• WHAT TO WORK ON
All of the data below should be repeated exactly. Pictures should not be included.

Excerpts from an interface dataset
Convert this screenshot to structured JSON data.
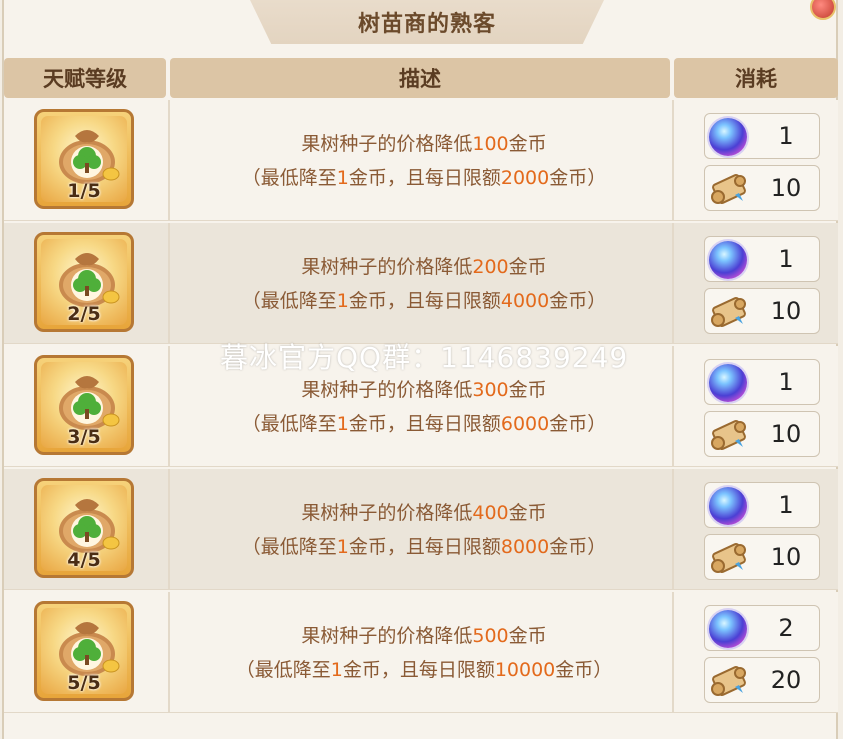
{
  "window": {
    "title": "树苗商的熟客"
  },
  "header": {
    "col_level": "天赋等级",
    "col_desc": "描述",
    "col_cost": "消耗"
  },
  "icons": {
    "talent": "seed-bag-tree-icon",
    "cost1": "crystal-orb-icon",
    "cost2": "scroll-icon"
  },
  "colors": {
    "highlight": "#e36a1c",
    "text": "#8a5a35",
    "header_bg": "#dcc5a5"
  },
  "rows": [
    {
      "level": "1/5",
      "line1_a": "果树种子的价格降低",
      "line1_num": "100",
      "line1_b": "金币",
      "line2_a": "（最低降至",
      "line2_num1": "1",
      "line2_b": "金币，且每日限额",
      "line2_num2": "2000",
      "line2_c": "金币）",
      "cost1": "1",
      "cost2": "10"
    },
    {
      "level": "2/5",
      "line1_a": "果树种子的价格降低",
      "line1_num": "200",
      "line1_b": "金币",
      "line2_a": "（最低降至",
      "line2_num1": "1",
      "line2_b": "金币，且每日限额",
      "line2_num2": "4000",
      "line2_c": "金币）",
      "cost1": "1",
      "cost2": "10"
    },
    {
      "level": "3/5",
      "line1_a": "果树种子的价格降低",
      "line1_num": "300",
      "line1_b": "金币",
      "line2_a": "（最低降至",
      "line2_num1": "1",
      "line2_b": "金币，且每日限额",
      "line2_num2": "6000",
      "line2_c": "金币）",
      "cost1": "1",
      "cost2": "10"
    },
    {
      "level": "4/5",
      "line1_a": "果树种子的价格降低",
      "line1_num": "400",
      "line1_b": "金币",
      "line2_a": "（最低降至",
      "line2_num1": "1",
      "line2_b": "金币，且每日限额",
      "line2_num2": "8000",
      "line2_c": "金币）",
      "cost1": "1",
      "cost2": "10"
    },
    {
      "level": "5/5",
      "line1_a": "果树种子的价格降低",
      "line1_num": "500",
      "line1_b": "金币",
      "line2_a": "（最低降至",
      "line2_num1": "1",
      "line2_b": "金币，且每日限额",
      "line2_num2": "10000",
      "line2_c": "金币）",
      "cost1": "2",
      "cost2": "20"
    }
  ],
  "watermark": "暮冰官方QQ群：1146839249"
}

• RESPONSE
Convert this screenshot to structured JSON data.
{
  "window": {
    "title": "树苗商的熟客"
  },
  "header": {
    "col_level": "天赋等级",
    "col_desc": "描述",
    "col_cost": "消耗"
  },
  "icons": {
    "talent": "seed-bag-tree-icon",
    "cost1": "crystal-orb-icon",
    "cost2": "scroll-icon"
  },
  "colors": {
    "highlight": "#e36a1c",
    "text": "#8a5a35",
    "header_bg": "#dcc5a5"
  },
  "rows": [
    {
      "level": "1/5",
      "line1_a": "果树种子的价格降低",
      "line1_num": "100",
      "line1_b": "金币",
      "line2_a": "（最低降至",
      "line2_num1": "1",
      "line2_b": "金币，且每日限额",
      "line2_num2": "2000",
      "line2_c": "金币）",
      "cost1": "1",
      "cost2": "10"
    },
    {
      "level": "2/5",
      "line1_a": "果树种子的价格降低",
      "line1_num": "200",
      "line1_b": "金币",
      "line2_a": "（最低降至",
      "line2_num1": "1",
      "line2_b": "金币，且每日限额",
      "line2_num2": "4000",
      "line2_c": "金币）",
      "cost1": "1",
      "cost2": "10"
    },
    {
      "level": "3/5",
      "line1_a": "果树种子的价格降低",
      "line1_num": "300",
      "line1_b": "金币",
      "line2_a": "（最低降至",
      "line2_num1": "1",
      "line2_b": "金币，且每日限额",
      "line2_num2": "6000",
      "line2_c": "金币）",
      "cost1": "1",
      "cost2": "10"
    },
    {
      "level": "4/5",
      "line1_a": "果树种子的价格降低",
      "line1_num": "400",
      "line1_b": "金币",
      "line2_a": "（最低降至",
      "line2_num1": "1",
      "line2_b": "金币，且每日限额",
      "line2_num2": "8000",
      "line2_c": "金币）",
      "cost1": "1",
      "cost2": "10"
    },
    {
      "level": "5/5",
      "line1_a": "果树种子的价格降低",
      "line1_num": "500",
      "line1_b": "金币",
      "line2_a": "（最低降至",
      "line2_num1": "1",
      "line2_b": "金币，且每日限额",
      "line2_num2": "10000",
      "line2_c": "金币）",
      "cost1": "2",
      "cost2": "20"
    }
  ],
  "watermark": "暮冰官方QQ群：1146839249"
}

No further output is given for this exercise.